There’s nothing wrong with being a conservative or a Republican. But churches shouldn’t be in the politics business. Some things you can’t avoid. Churches had to choose whether or not to shut down during Covid, whether or not to require masks, etc. Abortion is a political matter, but there is a legitimate theological angle to it as well. But political questions are ones generally outside the expertise and authority of a pastor.
A recent article by Tim Alberta in the Atlantic about “How Politics Poisoned the Evangelical Church” has been making the rounds.
There are a lot of criticisms that could be leveled at this. For example, it ignores the even greater levels of political involvement in the black church and the Christian left movement.
We might also disagree with Alberta’s decisions about what to classify as political or whether he has given a fair portrait of the politicization. Clearly, a sharp turn into obsession over race has also hit a large number of churches, but that doesn’t factor much into his piece.
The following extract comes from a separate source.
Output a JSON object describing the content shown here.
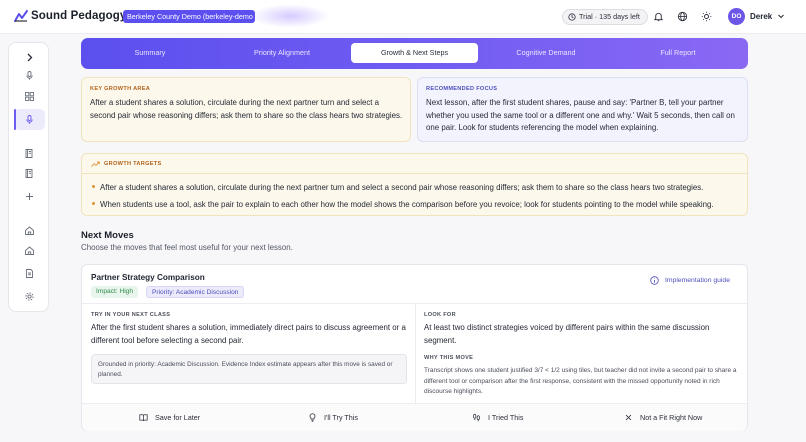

We could also argue that he relies on less than a handful of anecdotal and unrepresentative examples to make his case (although that’s common in journalism). He might just have easily written a long piece about three of the craziest examples posted by Woke Preacher Clips on twitter, for example.
We could also question whether Alberta would equally apply his claim that a focus on earthly concerns “runs directly counter to the commands of scripture” to matters such as racial justice, feeding the hungry, etc.
We could also note that his quoting of Russell Moore, who has publicly trashed Trump voting evangelicals in venues such in the New York Times using language that calls into question their salvation, as an authority without any counter-balancing authority discredits Alberta as a partisan in the dispute.
We could also question his description of postmillennial theology (which was commonly held among liberal Protestants in the past, and does not require “amassing political power”).
There’s probably a lot more that could be critiqued.
But let’s be honest: there’s a lot that’s true in there. Churches are being ripped apart by politics, as part of the turmoil and realignment I highlighted as resulting from the negative world.
It’s also true that what I labeled the “culture war” strand of evangelicalism has overly merged faith with politics in inappropriate ways, and also too often has become captive to conspiracy theories like Q-Anon. And it’s not just that the leaders are manipulating the flock, though there’s doubtlessly some of that. A lot of the people in the pews want this stuff. As they say, you can’t cheat an honest man.
A lot of conservatives want to overlook this because they view themselves as distinct from some of these wackier churches such as those profiled in the article.
But there are a ton of wacky churches out there. There prosperity gospel movement is not small, for example. Nor is support for Q-Anon a niche movement. Lots of Christians listen to Alex Jones and read a lot of these strange web site.